I loved this movie. I thought it was beautifully shot and wonderfully acted. I saw it a week ago and have been thinking and talking about it ever since.* Just like the original Blade Runner movie it’s got layers and layers and layers, enough to keep you pondering for ages. You can take it apart and examine each portion of it from every angle. I have a feeling film students will be writing essays on Deckard’s dog 35 years from now. If you disagree with my opinion please feel free to write a blistering rebuttal. I’ve only seen the movie once, so if I’ve forgotten or misremembered anything, please correct me in the comments.
DISCLAIMER: This ain’t no “Siskel and Ebert at the Movies.” This missive is nothing but one spoiler after another and is strictly my own take on it. so if you haven’t seen it, better leave the room. We’ll wait.
Blade Runner 2049 is rife with (surely) deliberate misogyny, ageism, ableism, and probably a bunch of other isms that I didn’t notice. Unlike the original movie which was populated with flabby humans with all their foibles, by 2049 any human with ability and ambition has fled the earth for the outer planets leaving the megalopolis populated with replicants, designed and manufactured by a genius with the mind set of a Donald Trump (but, you know, competent). In this disposable work force there are few replicants of colour, no disabled, no gays, hell, there are no FAT people. They are still living in a dystopia of catastrophic climate change and rotting urban landscapes wrought by rampant capitalism.
MISOGYNY MUCH: With the exception of K’s boss, played by Robin Wright, and the rebel leader (Hiam Abbass) EVERY woman exists solely to attend to her master’s every need and desire. And every woman is preternaturally beautiful. It’s like an MRA wet dream. (So how is that different from any other movie? Ha! Right.) There is no plot-driven reason that UberVillain, Nander Wallace (Jared Leto) should have a beautiful woman assistant/assassin/henchperson in stiletto heels and bangs, yet. Even Wright’s character is named Madame and dresses like a dominatrix, make of that what you will.
These “women” apparently cannot make a decision that does not directly benefit their masters. When K uses his bonus to present his computer wife, Joi (Ana de Armas) with a device that will allow her to exist away from the holographic projector in his apartment, she uses her new-found freedom to hire a prostitute/surrogate so the literally untouchable Joi can give K a sexual experience.
And women are disposable.
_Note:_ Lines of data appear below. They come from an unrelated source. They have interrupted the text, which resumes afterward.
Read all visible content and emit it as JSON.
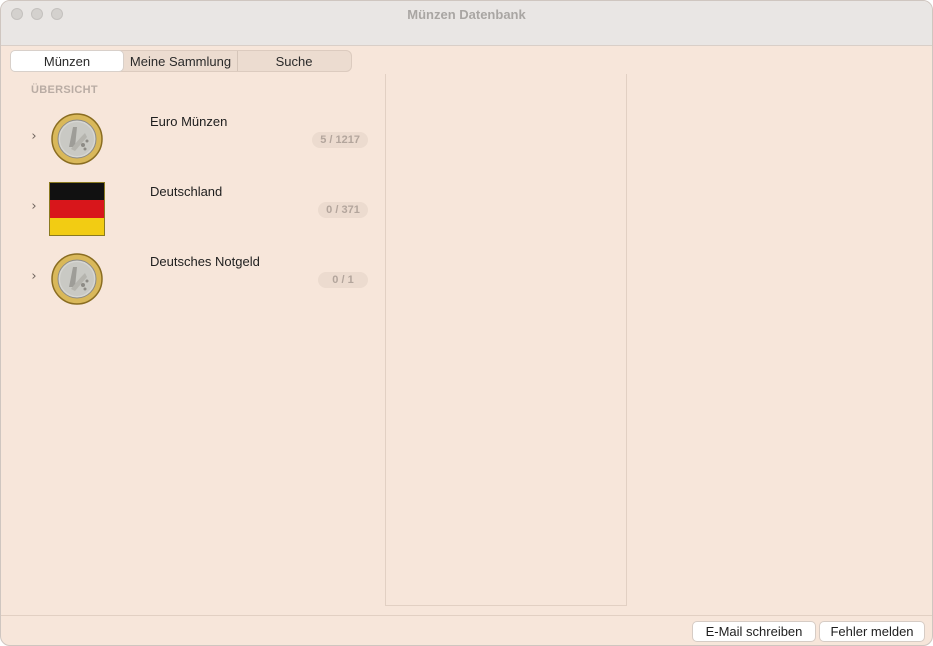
{
  "window": {
    "title": "Münzen Datenbank"
  },
  "tabs": [
    {
      "label": "Münzen",
      "selected": true
    },
    {
      "label": "Meine Sammlung",
      "selected": false
    },
    {
      "label": "Suche",
      "selected": false
    }
  ],
  "sidebar": {
    "section_header": "ÜBERSICHT",
    "items": [
      {
        "label": "Euro Münzen",
        "count": "5 / 1217",
        "icon": "euro-coin-icon"
      },
      {
        "label": "Deutschland",
        "count": "0 / 371",
        "icon": "germany-flag-icon"
      },
      {
        "label": "Deutsches Notgeld",
        "count": "0 / 1",
        "icon": "euro-coin-icon"
      }
    ]
  },
  "footer": {
    "email_button": "E-Mail schreiben",
    "bug_button": "Fehler melden"
  },
  "colors": {
    "window_bg": "#f7e6da",
    "titlebar_bg": "#e9e6e4",
    "badge_bg": "#ecdbcf",
    "flag_black": "#111111",
    "flag_red": "#d8161b",
    "flag_gold": "#f2cc13"
  }
}
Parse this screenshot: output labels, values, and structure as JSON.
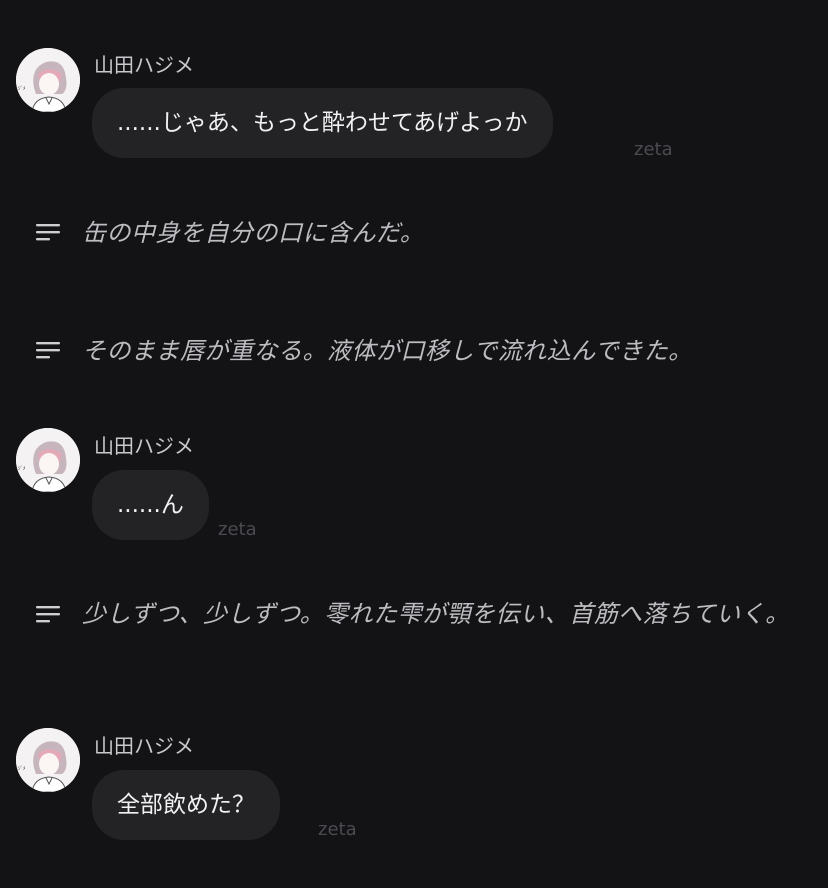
{
  "colors": {
    "background": "#131316",
    "bubble": "#232326",
    "text_primary": "#f1f1f3",
    "text_secondary": "#bdbdc1",
    "watermark": "#4a4a50"
  },
  "messages": [
    {
      "speaker": "山田ハジメ",
      "text": "......じゃあ、もっと酔わせてあげよっか",
      "watermark": "zeta",
      "avatar_icon": "character-avatar-icon"
    },
    {
      "speaker": "山田ハジメ",
      "text": "......ん",
      "watermark": "zeta",
      "avatar_icon": "character-avatar-icon"
    },
    {
      "speaker": "山田ハジメ",
      "text": "全部飲めた？",
      "watermark": "zeta",
      "avatar_icon": "character-avatar-icon"
    }
  ],
  "narrations": [
    {
      "icon": "narration-lines-icon",
      "text": "缶の中身を自分の口に含んだ。"
    },
    {
      "icon": "narration-lines-icon",
      "text": "そのまま唇が重なる。液体が口移しで流れ込んできた。"
    },
    {
      "icon": "narration-lines-icon",
      "text": "少しずつ、少しずつ。零れた雫が顎を伝い、首筋へ落ちていく。"
    }
  ]
}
A naked, vulnerable replicant is sliced open just as a demonstration of Wallace’s power of life and death over his creations. Faux Rachel is murdered when she is no longer needed.
YET this seemingly inviolable obedience and devotion is just an illusion, as fake as the home-cooked steak dinner that disguises K’s meal of Soylent Green pottage. When Luv kills the human Madame, she explains that she is making the decision by herself, and states that she will LIE to Wallace regarding her reasons. His supposedly complete control over her is a fallacy. The giant interactive hologram of a naked JOI basic model who accosts K implies by her nudity that he will be able to attain a physical and emotional intimacy that cannot be. He will never be able to touch her, and his most personal and poignant moments with his wife are shown to be just part of her program. There is no true allegiance, no love or even respect, even though that is what they were supposedly designed for. There is just deceptiveness and self-deception.
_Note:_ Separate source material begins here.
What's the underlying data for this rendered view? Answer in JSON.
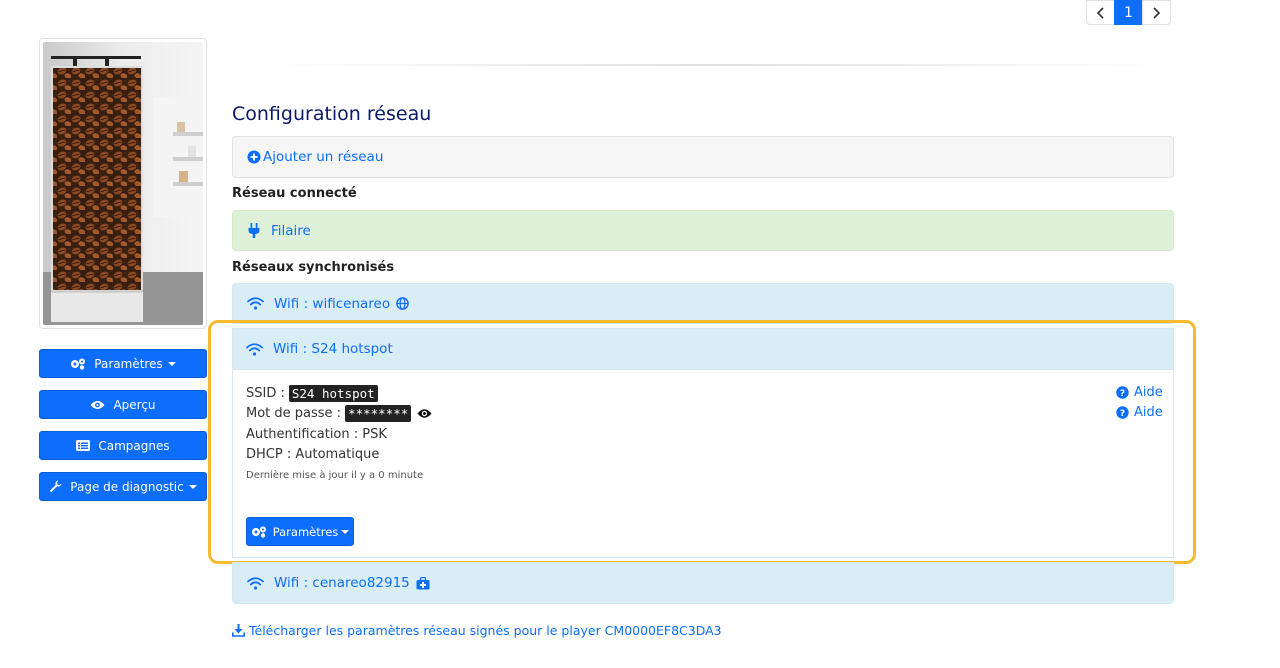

Thanks to Morgan for pointing out that K’s story is that of the Little Match Girl. He has been sustained by the illusions of his own making, and at the end, stripped of all these comforts, he sits alone in the snow.
Thanks to Cal for explaining that the anachronistic PanAm sign is a nod to Kubrick’s 2001, PanAm is the carrier that takes Dr. Floyd to the moon and is likely the method the humans take to the outer planets.
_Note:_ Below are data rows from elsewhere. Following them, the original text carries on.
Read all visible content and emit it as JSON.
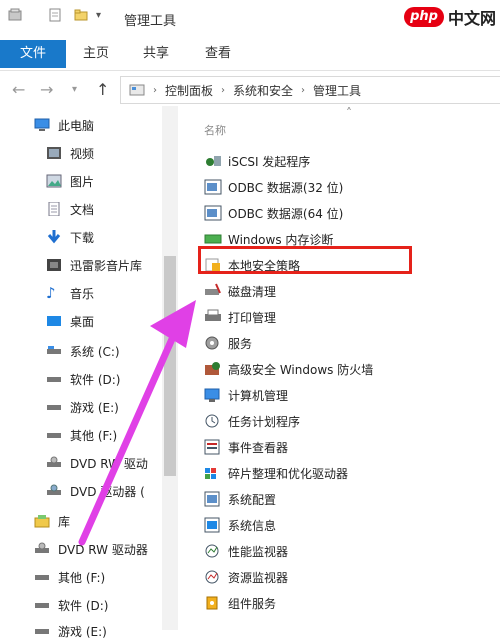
{
  "window": {
    "title": "管理工具"
  },
  "watermark": {
    "logo": "php",
    "text": "中文网"
  },
  "ribbon": {
    "tabs": [
      "文件",
      "主页",
      "共享",
      "查看"
    ]
  },
  "address": {
    "crumbs": [
      "控制面板",
      "系统和安全",
      "管理工具"
    ]
  },
  "nav": {
    "items": [
      {
        "label": "此电脑",
        "icon": "computer-icon"
      },
      {
        "label": "视频",
        "icon": "video-icon"
      },
      {
        "label": "图片",
        "icon": "picture-icon"
      },
      {
        "label": "文档",
        "icon": "document-icon"
      },
      {
        "label": "下载",
        "icon": "download-icon"
      },
      {
        "label": "迅雷影音片库",
        "icon": "media-library-icon"
      },
      {
        "label": "音乐",
        "icon": "music-icon"
      },
      {
        "label": "桌面",
        "icon": "desktop-icon"
      },
      {
        "label": "系统 (C:)",
        "icon": "drive-icon"
      },
      {
        "label": "软件 (D:)",
        "icon": "drive-icon"
      },
      {
        "label": "游戏 (E:)",
        "icon": "drive-icon"
      },
      {
        "label": "其他 (F:)",
        "icon": "drive-icon"
      },
      {
        "label": "DVD RW 驱动",
        "icon": "dvd-drive-icon"
      },
      {
        "label": "DVD 驱动器 (",
        "icon": "dvd-drive-icon"
      },
      {
        "label": "库",
        "icon": "library-icon"
      },
      {
        "label": "DVD RW 驱动器",
        "icon": "dvd-drive-icon"
      },
      {
        "label": "其他 (F:)",
        "icon": "drive-icon"
      },
      {
        "label": "软件 (D:)",
        "icon": "drive-icon"
      },
      {
        "label": "游戏 (E:)",
        "icon": "drive-icon"
      }
    ]
  },
  "content": {
    "column_header": "名称",
    "items": [
      {
        "label": "iSCSI 发起程序",
        "icon": "iscsi-icon"
      },
      {
        "label": "ODBC 数据源(32 位)",
        "icon": "odbc-icon"
      },
      {
        "label": "ODBC 数据源(64 位)",
        "icon": "odbc-icon"
      },
      {
        "label": "Windows 内存诊断",
        "icon": "memory-diagnostic-icon"
      },
      {
        "label": "本地安全策略",
        "icon": "security-policy-icon"
      },
      {
        "label": "磁盘清理",
        "icon": "disk-cleanup-icon"
      },
      {
        "label": "打印管理",
        "icon": "print-management-icon"
      },
      {
        "label": "服务",
        "icon": "services-icon"
      },
      {
        "label": "高级安全 Windows 防火墙",
        "icon": "firewall-icon"
      },
      {
        "label": "计算机管理",
        "icon": "computer-management-icon"
      },
      {
        "label": "任务计划程序",
        "icon": "task-scheduler-icon"
      },
      {
        "label": "事件查看器",
        "icon": "event-viewer-icon"
      },
      {
        "label": "碎片整理和优化驱动器",
        "icon": "defrag-icon"
      },
      {
        "label": "系统配置",
        "icon": "system-config-icon"
      },
      {
        "label": "系统信息",
        "icon": "system-info-icon"
      },
      {
        "label": "性能监视器",
        "icon": "performance-monitor-icon"
      },
      {
        "label": "资源监视器",
        "icon": "resource-monitor-icon"
      },
      {
        "label": "组件服务",
        "icon": "component-services-icon"
      }
    ]
  },
  "colors": {
    "file_tab": "#1979ca",
    "highlight_box": "#e5221a",
    "annotation_arrow": "#e040e6"
  }
}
Thanks to Rhys for showing that Luv is one of the most deeply interesting characters, who cries at the sight of death.
Things that I cannot explain (if you can, please do):
Wallace seems to be suffering from cataracts. Why? Cataract surgery is one of the oldest and most common surgeries. Has human medical knowledge degenerated to the point where they cannot treat a simple condition?
What’s with the bees? Out in the desert there are no plants for them to pollinate, why are they there?
That’s enough to think about for now. It’s just a movie after all.
The balcony is closed.
*Unlike say, Dr. Strange, which I enjoyed while I was watching it but afterwards realized that they had put a goatee and a cape on Benedict Cumberbatch and wrapped him in the sets of Inception. And I would watch Benedict Cumberbatch read the phone book if such things still existed. Actually I wish I had watched THAT instead of Dr. Strange.
Nice one. The other thing about the overt sexuality in the movie is that this is a natural continuation of the dystopia the first film projected forward. The original Blade Runner took PDK’s short story and imbued it with the spirit of the time (me first, Wall Street, the start of the Regan presidency).
So the future of that world (Deckard’s LA of 2019) is highly materialistic and yes, filled with misogyny. But we can tell the next chapter shifts away from that. The child is female. The leader of the resistance, Freysa, is female. So chin up, feminists. Just like in the real world it takes decades to smash the patriarchy.